Seconds that tell of our soldiers asleep;
Sleeping till God’s own reveille to-morrow
Calls their brave souls from the dust and the deep.
Soldiers, civilians, and mothers who bore them,
Keep the Day sacred no rebel shall wrack,
When the maimed monsters, the white flag before them,
Bowed to the braves who had beaten them back.
Peace laurels here to their mem’ry we lay
On Armistice Day, their Armistice Day!
Red poppies grow near the crosses above them;
Red poppies peep where they lie all unknown;
Little French lassies who knew but to love them
Whisper a pray’r in that hell-harried zone.
Softly the Angelus drifts o’er their dreaming,
Lightly the peasant folk tread where they trod,
Safe till the great Resurrectional beaming,
Shrouded by Mother Earth, guarded by God.
Heroes of Homeland, crumbling to clay,
Think you of these on your Armistice Day!
Lest you forget what their sacrifice saved you,

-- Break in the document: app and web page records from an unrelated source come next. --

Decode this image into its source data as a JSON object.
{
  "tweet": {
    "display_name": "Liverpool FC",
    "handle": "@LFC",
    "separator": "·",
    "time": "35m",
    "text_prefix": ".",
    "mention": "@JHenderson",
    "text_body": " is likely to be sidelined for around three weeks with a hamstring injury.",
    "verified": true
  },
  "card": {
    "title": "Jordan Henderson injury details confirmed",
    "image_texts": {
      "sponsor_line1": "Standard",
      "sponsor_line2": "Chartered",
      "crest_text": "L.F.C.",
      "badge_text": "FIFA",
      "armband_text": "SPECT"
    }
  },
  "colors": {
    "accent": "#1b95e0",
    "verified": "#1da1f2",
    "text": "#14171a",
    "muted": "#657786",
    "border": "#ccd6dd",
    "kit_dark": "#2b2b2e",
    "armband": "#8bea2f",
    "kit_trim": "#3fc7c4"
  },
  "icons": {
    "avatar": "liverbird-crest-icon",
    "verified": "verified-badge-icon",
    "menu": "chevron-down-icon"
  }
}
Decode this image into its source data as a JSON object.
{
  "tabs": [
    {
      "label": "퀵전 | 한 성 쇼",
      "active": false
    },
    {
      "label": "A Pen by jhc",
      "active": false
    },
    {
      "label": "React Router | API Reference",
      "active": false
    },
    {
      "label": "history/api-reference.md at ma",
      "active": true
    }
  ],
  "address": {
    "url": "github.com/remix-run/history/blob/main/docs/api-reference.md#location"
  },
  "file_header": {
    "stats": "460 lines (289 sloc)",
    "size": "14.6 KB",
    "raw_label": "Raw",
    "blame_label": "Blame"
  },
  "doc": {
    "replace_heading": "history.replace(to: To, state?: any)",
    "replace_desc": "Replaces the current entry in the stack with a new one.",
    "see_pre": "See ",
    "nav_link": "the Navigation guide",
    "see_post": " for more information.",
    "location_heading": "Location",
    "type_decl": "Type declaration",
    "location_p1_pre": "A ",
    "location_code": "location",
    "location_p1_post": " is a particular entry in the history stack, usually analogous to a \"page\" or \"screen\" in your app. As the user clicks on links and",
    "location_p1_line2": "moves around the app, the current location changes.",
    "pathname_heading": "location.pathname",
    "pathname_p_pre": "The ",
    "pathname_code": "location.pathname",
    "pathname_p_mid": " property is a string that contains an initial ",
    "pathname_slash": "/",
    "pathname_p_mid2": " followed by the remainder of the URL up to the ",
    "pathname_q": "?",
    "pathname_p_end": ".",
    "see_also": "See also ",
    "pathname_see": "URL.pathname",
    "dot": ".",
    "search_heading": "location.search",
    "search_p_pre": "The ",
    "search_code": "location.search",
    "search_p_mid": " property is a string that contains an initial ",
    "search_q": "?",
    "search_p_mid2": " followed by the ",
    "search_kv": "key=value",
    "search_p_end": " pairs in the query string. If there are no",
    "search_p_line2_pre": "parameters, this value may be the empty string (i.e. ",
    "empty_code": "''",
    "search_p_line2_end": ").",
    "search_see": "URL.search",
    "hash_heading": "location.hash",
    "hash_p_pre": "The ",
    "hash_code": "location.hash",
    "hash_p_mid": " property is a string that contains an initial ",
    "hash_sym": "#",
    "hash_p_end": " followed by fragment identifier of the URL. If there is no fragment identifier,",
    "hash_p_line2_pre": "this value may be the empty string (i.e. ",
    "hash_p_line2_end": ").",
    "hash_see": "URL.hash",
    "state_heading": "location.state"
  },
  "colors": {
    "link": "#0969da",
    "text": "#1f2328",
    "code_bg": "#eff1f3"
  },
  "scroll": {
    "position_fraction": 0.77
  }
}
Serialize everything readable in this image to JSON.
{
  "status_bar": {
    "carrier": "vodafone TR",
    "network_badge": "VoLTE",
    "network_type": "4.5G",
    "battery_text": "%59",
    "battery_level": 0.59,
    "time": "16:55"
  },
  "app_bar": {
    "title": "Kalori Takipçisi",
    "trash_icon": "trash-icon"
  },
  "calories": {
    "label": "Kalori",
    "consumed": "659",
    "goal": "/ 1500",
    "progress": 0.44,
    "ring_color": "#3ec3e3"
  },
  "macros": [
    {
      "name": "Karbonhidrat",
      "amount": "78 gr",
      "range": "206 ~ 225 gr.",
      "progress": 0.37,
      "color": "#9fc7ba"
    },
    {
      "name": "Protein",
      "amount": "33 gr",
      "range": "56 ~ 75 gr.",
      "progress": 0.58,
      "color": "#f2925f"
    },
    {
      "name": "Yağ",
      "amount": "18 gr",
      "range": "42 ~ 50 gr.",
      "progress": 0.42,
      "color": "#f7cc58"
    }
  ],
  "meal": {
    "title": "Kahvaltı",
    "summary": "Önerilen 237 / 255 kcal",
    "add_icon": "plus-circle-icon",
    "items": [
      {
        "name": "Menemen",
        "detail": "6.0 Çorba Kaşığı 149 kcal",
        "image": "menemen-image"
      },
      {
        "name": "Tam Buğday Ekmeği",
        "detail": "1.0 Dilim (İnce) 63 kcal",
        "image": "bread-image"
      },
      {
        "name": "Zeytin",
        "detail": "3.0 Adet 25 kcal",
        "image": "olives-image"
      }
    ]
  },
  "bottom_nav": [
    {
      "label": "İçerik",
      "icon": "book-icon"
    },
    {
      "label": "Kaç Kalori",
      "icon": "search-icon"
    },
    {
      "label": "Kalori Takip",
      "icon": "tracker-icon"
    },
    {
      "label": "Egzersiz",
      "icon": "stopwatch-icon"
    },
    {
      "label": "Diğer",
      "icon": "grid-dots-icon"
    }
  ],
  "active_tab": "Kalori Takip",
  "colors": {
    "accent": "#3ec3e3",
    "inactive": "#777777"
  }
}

Turn to their widows and orphans who pine;
Here, if the Hun and his horde had enslaved you,
Long would you rot in the mire and the mine.
Walk you barefooted, or walk you well-booted,
Pause you and pray when the poppies are red;
Stand to attention and stand you saluted,
Honour the wounded, the weak and the dead.
Remember your saviours who fell in the fray,
On Armistice Day —
Our Armistice Day!
Edwin Greenslade Murphy, Dryblower’s Verses, Perth, W.A.: E. G. Murphy, 1926, page 35
Previously published (with some differences) in:
The Sunday Times (Perth, WA), 13 November 1921, p. 1
Angelus = a series of prayers recited in the morning, at noon, and in the evening in the Roman Catholic Church (from the first line of the prayer commemorating the angel Gabriel’s annunciation to the Virgin Mary, “Angelus Domini nuntiavit Mariae”, meaning “the angel of the Lord declared unto Mary”); “Angelus” also refers to the “Angelus bell”, the ringing of a bell to let people know that it is time for those prayers
wrack = an alternative spelling of “rack”; also: wreck, wreckage, especially a wrecked ship; something destroyed, or a remnant thereof (such as a shipwreck, or a piece of wreckage); collapse, destruction, or ruin (as in the phrase “wrack and ruin”); a group of wind-blown clouds (a cloud rack, or cloud-wrack); seaweed or other marine vegetation which is floating on the sea or which has been washed ashore from the sea (such as Fucus serratus, also known as “toothed wrack” or “serrated wrack”)